> TASK REQUIREMENTS
Write the records out exactly as they read, but not the pictures.

Items from an interface collection

╔══

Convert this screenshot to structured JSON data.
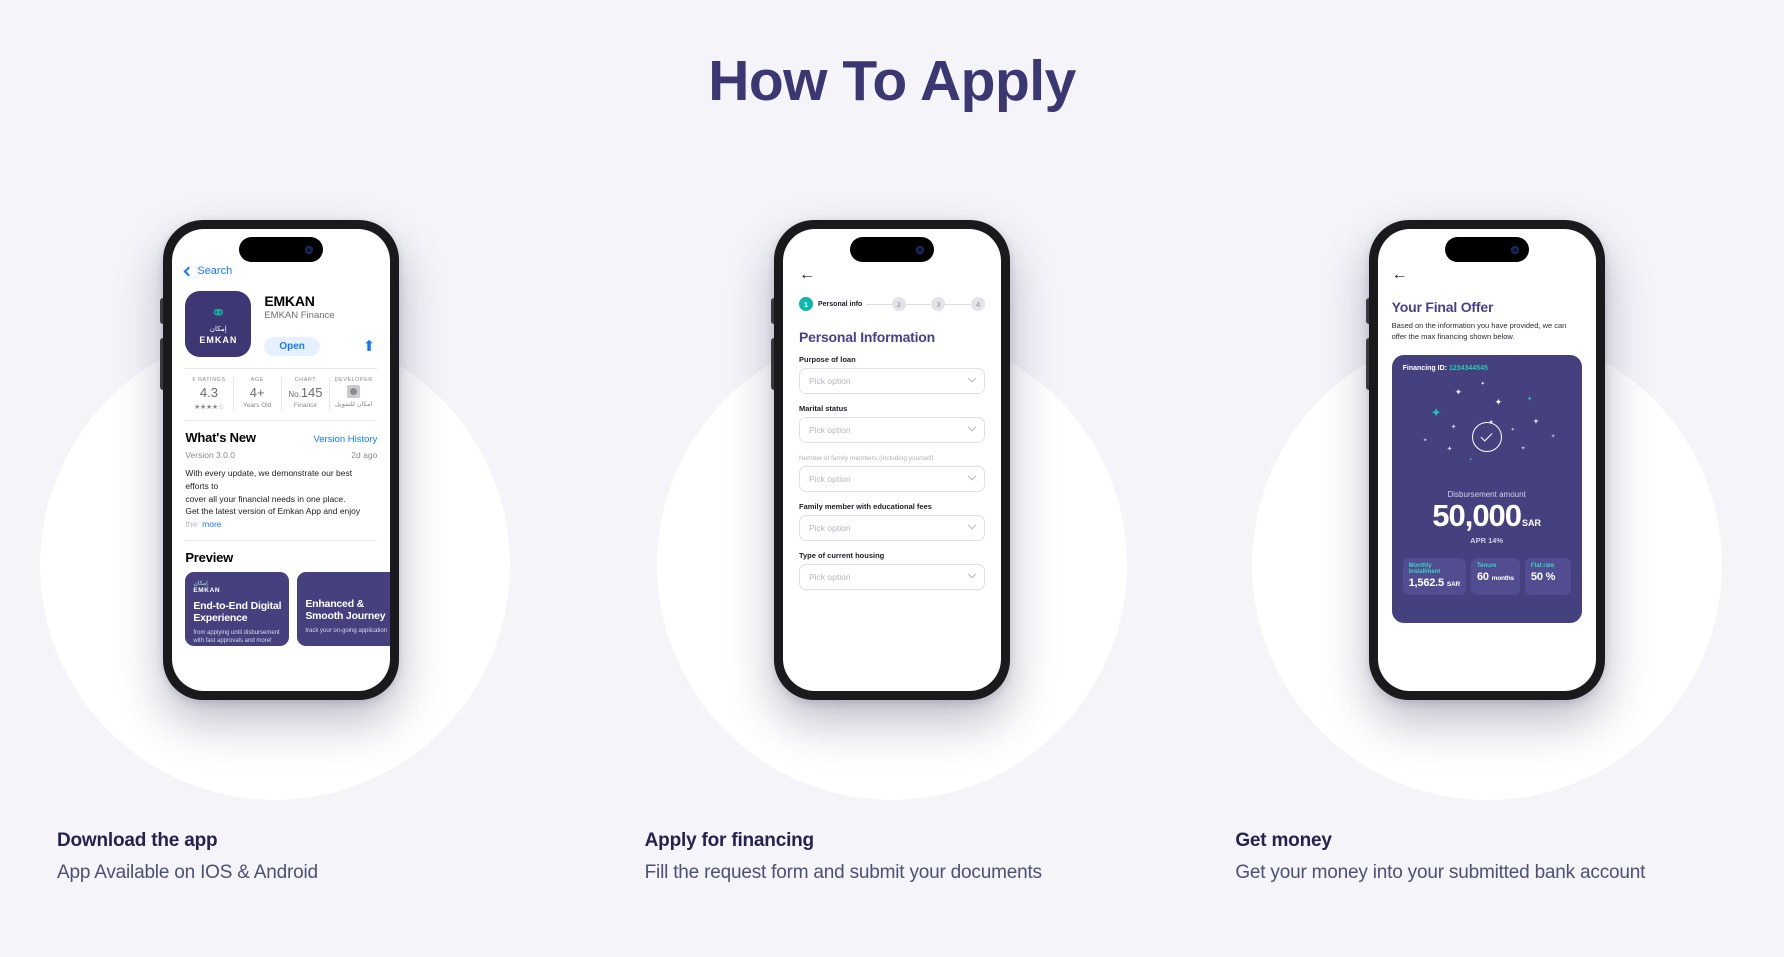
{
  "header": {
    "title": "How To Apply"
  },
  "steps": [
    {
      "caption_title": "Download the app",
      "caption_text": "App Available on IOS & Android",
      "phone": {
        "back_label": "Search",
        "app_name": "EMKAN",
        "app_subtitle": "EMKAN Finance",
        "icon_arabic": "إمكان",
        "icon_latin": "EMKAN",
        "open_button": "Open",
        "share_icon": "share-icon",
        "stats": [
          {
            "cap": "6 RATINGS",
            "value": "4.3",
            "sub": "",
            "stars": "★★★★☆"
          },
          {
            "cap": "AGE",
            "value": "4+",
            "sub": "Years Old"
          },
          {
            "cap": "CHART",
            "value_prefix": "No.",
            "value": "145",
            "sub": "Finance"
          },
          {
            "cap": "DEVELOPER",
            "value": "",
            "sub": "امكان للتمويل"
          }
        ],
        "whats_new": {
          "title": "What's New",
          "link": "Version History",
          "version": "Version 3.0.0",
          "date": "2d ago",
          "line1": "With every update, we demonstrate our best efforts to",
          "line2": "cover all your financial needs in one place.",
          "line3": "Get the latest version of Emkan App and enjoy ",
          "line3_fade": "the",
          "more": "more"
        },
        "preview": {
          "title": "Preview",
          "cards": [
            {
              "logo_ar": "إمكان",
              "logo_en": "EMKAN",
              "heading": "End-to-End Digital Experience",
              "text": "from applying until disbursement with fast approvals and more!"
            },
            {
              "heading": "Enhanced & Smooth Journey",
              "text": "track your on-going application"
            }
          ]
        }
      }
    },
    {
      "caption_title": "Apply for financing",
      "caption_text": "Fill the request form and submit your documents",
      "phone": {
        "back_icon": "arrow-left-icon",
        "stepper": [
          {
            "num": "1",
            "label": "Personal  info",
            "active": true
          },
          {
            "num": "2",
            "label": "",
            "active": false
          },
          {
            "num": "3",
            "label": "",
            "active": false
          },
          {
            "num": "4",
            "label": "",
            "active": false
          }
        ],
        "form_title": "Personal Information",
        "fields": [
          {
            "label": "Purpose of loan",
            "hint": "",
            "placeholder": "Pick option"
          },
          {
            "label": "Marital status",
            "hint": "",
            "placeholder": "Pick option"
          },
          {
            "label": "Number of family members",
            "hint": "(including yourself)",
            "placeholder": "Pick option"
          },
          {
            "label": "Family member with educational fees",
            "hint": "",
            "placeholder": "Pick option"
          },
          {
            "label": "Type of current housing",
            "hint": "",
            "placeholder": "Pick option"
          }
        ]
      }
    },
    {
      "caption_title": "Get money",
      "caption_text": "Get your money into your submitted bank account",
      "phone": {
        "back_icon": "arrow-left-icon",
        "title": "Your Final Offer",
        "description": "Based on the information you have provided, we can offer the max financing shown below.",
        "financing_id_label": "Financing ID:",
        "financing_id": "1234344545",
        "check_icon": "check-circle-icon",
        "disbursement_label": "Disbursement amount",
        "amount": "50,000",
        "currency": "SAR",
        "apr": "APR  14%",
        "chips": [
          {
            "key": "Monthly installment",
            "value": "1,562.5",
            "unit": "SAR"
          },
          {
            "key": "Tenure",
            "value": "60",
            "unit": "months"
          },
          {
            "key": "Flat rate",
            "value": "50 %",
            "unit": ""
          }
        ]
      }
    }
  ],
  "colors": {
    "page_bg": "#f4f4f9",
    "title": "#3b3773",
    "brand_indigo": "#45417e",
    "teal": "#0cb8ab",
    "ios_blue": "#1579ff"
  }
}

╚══

> WRITTEN ANSWER
Convert this screenshot to structured JSON data.
{
  "header": {
    "title": "How To Apply"
  },
  "steps": [
    {
      "caption_title": "Download the app",
      "caption_text": "App Available on IOS & Android",
      "phone": {
        "back_label": "Search",
        "app_name": "EMKAN",
        "app_subtitle": "EMKAN Finance",
        "icon_arabic": "إمكان",
        "icon_latin": "EMKAN",
        "open_button": "Open",
        "share_icon": "share-icon",
        "stats": [
          {
            "cap": "6 RATINGS",
            "value": "4.3",
            "sub": "",
            "stars": "★★★★☆"
          },
          {
            "cap": "AGE",
            "value": "4+",
            "sub": "Years Old"
          },
          {
            "cap": "CHART",
            "value_prefix": "No.",
            "value": "145",
            "sub": "Finance"
          },
          {
            "cap": "DEVELOPER",
            "value": "",
            "sub": "امكان للتمويل"
          }
        ],
        "whats_new": {
          "title": "What's New",
          "link": "Version History",
          "version": "Version 3.0.0",
          "date": "2d ago",
          "line1": "With every update, we demonstrate our best efforts to",
          "line2": "cover all your financial needs in one place.",
          "line3": "Get the latest version of Emkan App and enjoy ",
          "line3_fade": "the",
          "more": "more"
        },
        "preview": {
          "title": "Preview",
          "cards": [
            {
              "logo_ar": "إمكان",
              "logo_en": "EMKAN",
              "heading": "End-to-End Digital Experience",
              "text": "from applying until disbursement with fast approvals and more!"
            },
            {
              "heading": "Enhanced & Smooth Journey",
              "text": "track your on-going application"
            }
          ]
        }
      }
    },
    {
      "caption_title": "Apply for financing",
      "caption_text": "Fill the request form and submit your documents",
      "phone": {
        "back_icon": "arrow-left-icon",
        "stepper": [
          {
            "num": "1",
            "label": "Personal  info",
            "active": true
          },
          {
            "num": "2",
            "label": "",
            "active": false
          },
          {
            "num": "3",
            "label": "",
            "active": false
          },
          {
            "num": "4",
            "label": "",
            "active": false
          }
        ],
        "form_title": "Personal Information",
        "fields": [
          {
            "label": "Purpose of loan",
            "hint": "",
            "placeholder": "Pick option"
          },
          {
            "label": "Marital status",
            "hint": "",
            "placeholder": "Pick option"
          },
          {
            "label": "Number of family members",
            "hint": "(including yourself)",
            "placeholder": "Pick option"
          },
          {
            "label": "Family member with educational fees",
            "hint": "",
            "placeholder": "Pick option"
          },
          {
            "label": "Type of current housing",
            "hint": "",
            "placeholder": "Pick option"
          }
        ]
      }
    },
    {
      "caption_title": "Get money",
      "caption_text": "Get your money into your submitted bank account",
      "phone": {
        "back_icon": "arrow-left-icon",
        "title": "Your Final Offer",
        "description": "Based on the information you have provided, we can offer the max financing shown below.",
        "financing_id_label": "Financing ID:",
        "financing_id": "1234344545",
        "check_icon": "check-circle-icon",
        "disbursement_label": "Disbursement amount",
        "amount": "50,000",
        "currency": "SAR",
        "apr": "APR  14%",
        "chips": [
          {
            "key": "Monthly installment",
            "value": "1,562.5",
            "unit": "SAR"
          },
          {
            "key": "Tenure",
            "value": "60",
            "unit": "months"
          },
          {
            "key": "Flat rate",
            "value": "50 %",
            "unit": ""
          }
        ]
      }
    }
  ],
  "colors": {
    "page_bg": "#f4f4f9",
    "title": "#3b3773",
    "brand_indigo": "#45417e",
    "teal": "#0cb8ab",
    "ios_blue": "#1579ff"
  }
}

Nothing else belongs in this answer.